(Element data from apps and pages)
--------

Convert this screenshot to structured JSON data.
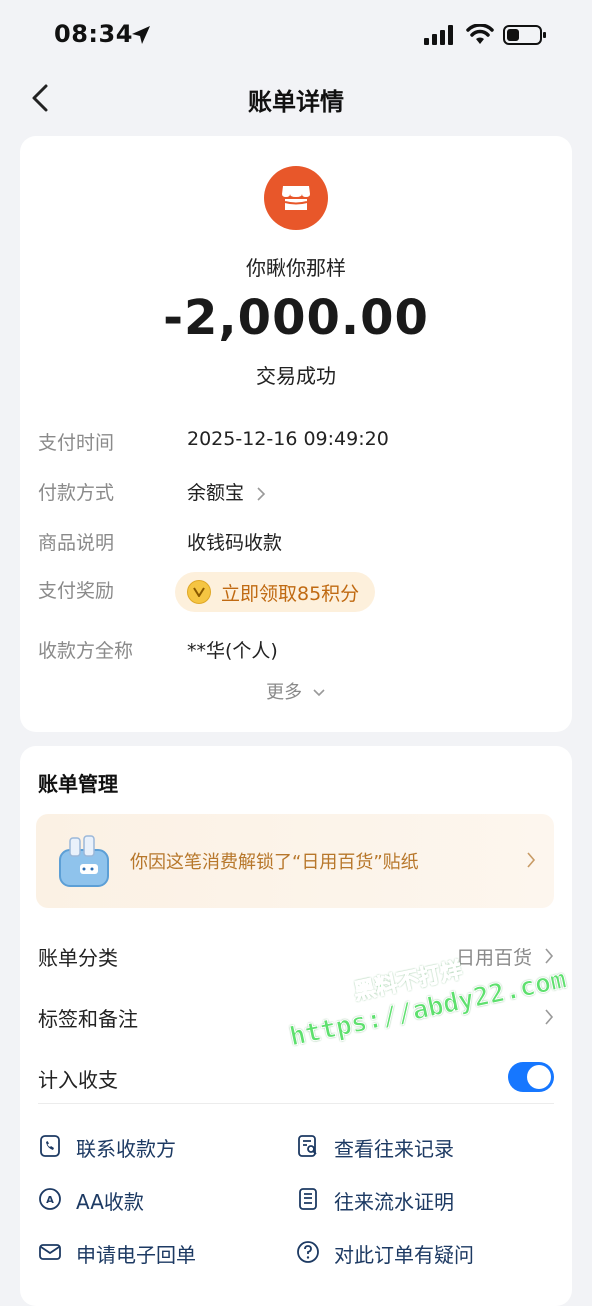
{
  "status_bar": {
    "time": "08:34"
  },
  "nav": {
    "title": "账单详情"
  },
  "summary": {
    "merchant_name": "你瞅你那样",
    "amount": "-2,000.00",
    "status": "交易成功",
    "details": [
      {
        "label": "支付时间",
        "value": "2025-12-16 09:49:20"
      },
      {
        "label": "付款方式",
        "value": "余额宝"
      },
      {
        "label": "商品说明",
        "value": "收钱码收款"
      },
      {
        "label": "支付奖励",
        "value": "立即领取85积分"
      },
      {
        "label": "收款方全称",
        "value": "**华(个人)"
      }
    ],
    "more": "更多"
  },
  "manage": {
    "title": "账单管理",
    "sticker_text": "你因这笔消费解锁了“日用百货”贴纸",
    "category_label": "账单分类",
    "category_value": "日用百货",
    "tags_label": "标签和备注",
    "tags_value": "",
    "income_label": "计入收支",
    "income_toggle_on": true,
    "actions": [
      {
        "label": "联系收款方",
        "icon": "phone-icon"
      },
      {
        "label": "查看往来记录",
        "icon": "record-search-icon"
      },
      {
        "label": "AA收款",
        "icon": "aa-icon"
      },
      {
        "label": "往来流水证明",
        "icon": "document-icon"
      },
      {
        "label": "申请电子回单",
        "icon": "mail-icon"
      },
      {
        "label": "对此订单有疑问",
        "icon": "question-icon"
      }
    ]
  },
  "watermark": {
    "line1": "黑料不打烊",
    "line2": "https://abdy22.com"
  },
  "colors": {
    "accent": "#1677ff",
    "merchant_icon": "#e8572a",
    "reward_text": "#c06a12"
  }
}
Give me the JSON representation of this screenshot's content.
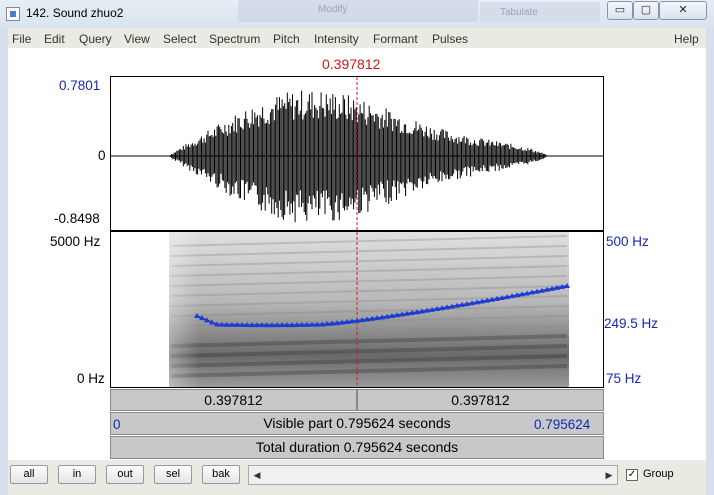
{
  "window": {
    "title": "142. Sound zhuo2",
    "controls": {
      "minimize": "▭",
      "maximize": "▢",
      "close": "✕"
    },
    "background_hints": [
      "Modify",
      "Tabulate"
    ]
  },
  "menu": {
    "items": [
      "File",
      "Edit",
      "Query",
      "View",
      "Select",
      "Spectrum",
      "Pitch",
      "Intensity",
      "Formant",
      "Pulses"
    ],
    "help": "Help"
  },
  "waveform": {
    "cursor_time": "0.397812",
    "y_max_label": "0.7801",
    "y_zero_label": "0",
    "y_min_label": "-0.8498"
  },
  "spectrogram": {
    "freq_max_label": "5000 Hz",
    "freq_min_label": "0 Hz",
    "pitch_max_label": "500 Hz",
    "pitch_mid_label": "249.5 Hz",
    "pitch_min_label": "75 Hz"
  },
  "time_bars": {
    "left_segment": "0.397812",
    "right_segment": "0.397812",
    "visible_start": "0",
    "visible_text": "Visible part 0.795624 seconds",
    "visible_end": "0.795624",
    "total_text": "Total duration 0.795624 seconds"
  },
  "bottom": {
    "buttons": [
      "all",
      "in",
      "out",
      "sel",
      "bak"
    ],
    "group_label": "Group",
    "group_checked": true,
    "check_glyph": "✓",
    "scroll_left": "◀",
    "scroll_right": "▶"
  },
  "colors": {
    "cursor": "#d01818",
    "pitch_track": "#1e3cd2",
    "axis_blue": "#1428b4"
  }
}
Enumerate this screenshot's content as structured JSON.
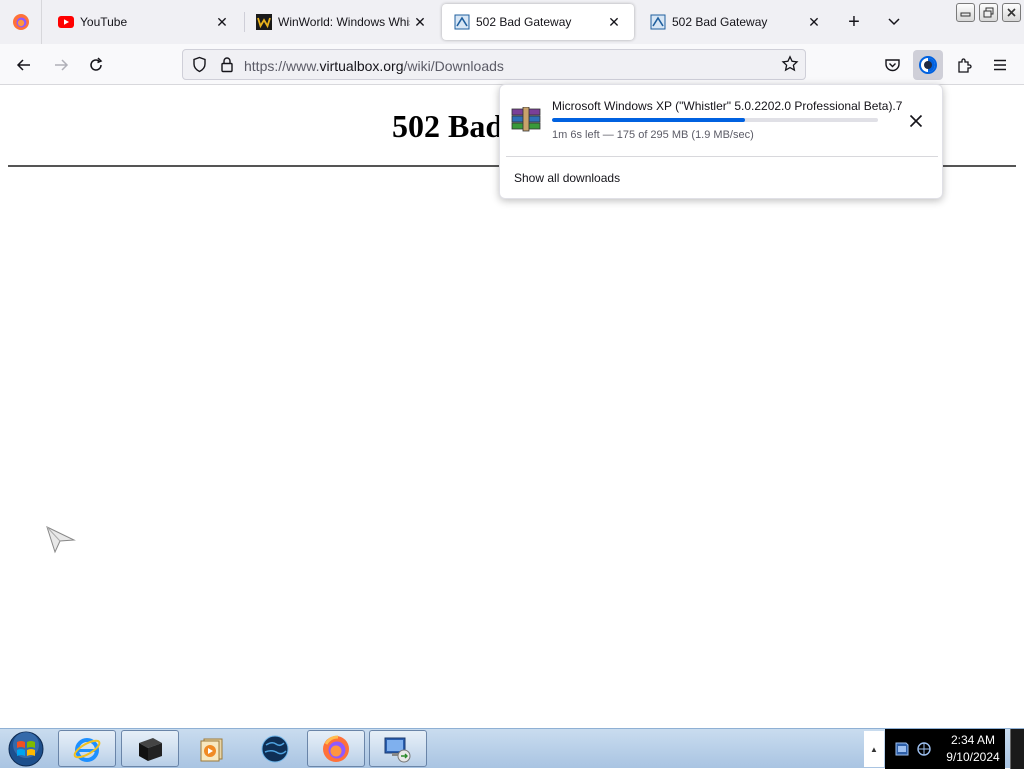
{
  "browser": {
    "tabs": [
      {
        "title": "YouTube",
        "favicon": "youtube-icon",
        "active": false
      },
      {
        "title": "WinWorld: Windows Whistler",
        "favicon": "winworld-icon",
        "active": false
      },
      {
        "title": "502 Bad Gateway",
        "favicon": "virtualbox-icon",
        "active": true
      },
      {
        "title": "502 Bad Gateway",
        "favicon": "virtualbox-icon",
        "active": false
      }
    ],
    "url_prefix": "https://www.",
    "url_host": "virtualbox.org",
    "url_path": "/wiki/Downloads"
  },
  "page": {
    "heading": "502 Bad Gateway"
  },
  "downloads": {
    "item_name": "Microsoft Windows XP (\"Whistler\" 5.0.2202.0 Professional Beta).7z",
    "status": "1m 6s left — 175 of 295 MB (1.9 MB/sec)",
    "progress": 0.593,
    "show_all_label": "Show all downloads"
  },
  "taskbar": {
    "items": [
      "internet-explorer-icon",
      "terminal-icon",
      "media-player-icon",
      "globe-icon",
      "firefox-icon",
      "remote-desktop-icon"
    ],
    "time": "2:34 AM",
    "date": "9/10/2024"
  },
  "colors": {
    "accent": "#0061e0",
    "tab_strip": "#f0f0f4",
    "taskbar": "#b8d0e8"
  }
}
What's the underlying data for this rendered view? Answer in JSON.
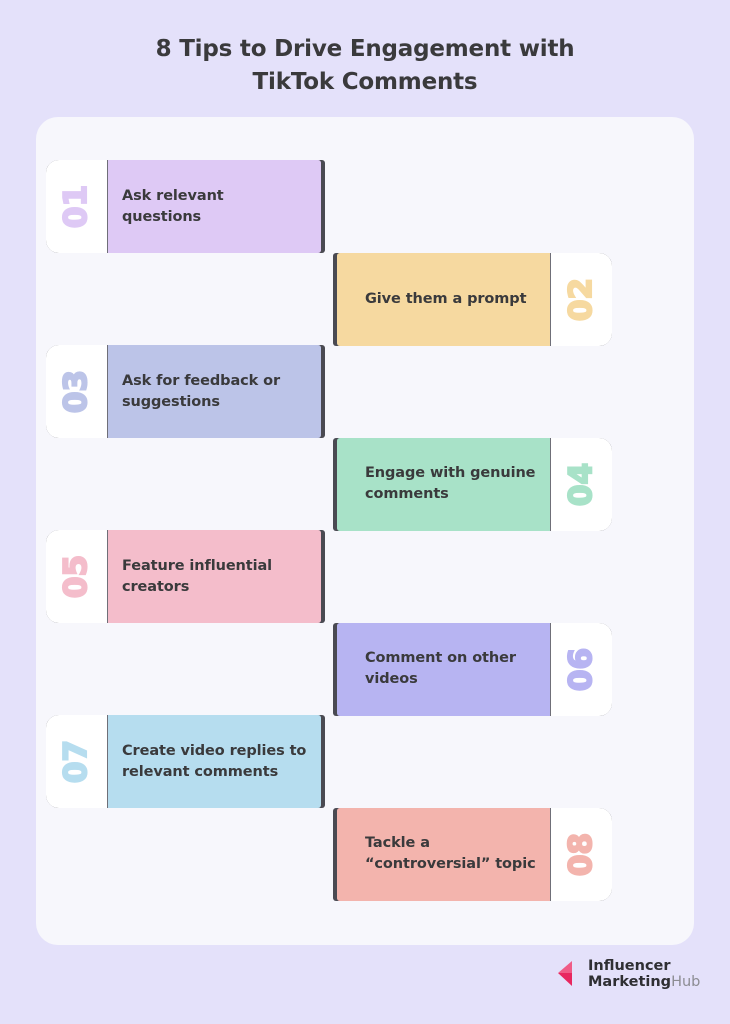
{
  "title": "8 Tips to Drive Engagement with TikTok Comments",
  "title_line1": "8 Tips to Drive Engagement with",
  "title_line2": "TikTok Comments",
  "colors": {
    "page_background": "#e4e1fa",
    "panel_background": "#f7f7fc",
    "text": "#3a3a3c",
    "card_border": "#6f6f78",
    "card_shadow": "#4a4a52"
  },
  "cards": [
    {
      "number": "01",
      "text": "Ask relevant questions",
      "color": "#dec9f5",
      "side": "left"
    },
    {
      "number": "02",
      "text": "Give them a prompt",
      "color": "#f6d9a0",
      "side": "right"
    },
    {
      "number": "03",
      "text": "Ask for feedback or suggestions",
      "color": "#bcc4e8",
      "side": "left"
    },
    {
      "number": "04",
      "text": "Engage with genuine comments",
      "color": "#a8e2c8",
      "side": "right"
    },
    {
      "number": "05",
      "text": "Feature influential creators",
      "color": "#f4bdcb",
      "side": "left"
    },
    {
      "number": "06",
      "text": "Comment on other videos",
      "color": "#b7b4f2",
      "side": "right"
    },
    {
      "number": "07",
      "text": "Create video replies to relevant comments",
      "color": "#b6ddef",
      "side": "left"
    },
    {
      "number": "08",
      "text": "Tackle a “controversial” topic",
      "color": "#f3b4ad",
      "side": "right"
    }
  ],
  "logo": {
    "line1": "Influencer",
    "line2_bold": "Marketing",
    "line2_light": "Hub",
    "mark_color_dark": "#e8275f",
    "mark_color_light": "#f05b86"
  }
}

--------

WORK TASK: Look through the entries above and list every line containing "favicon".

ANSWER SPACE:
        "favicon": "youtube-icon",
        "favicon": "winworld-icon",
        "favicon": "virtualbox-icon",
        "favicon": "virtualbox-icon",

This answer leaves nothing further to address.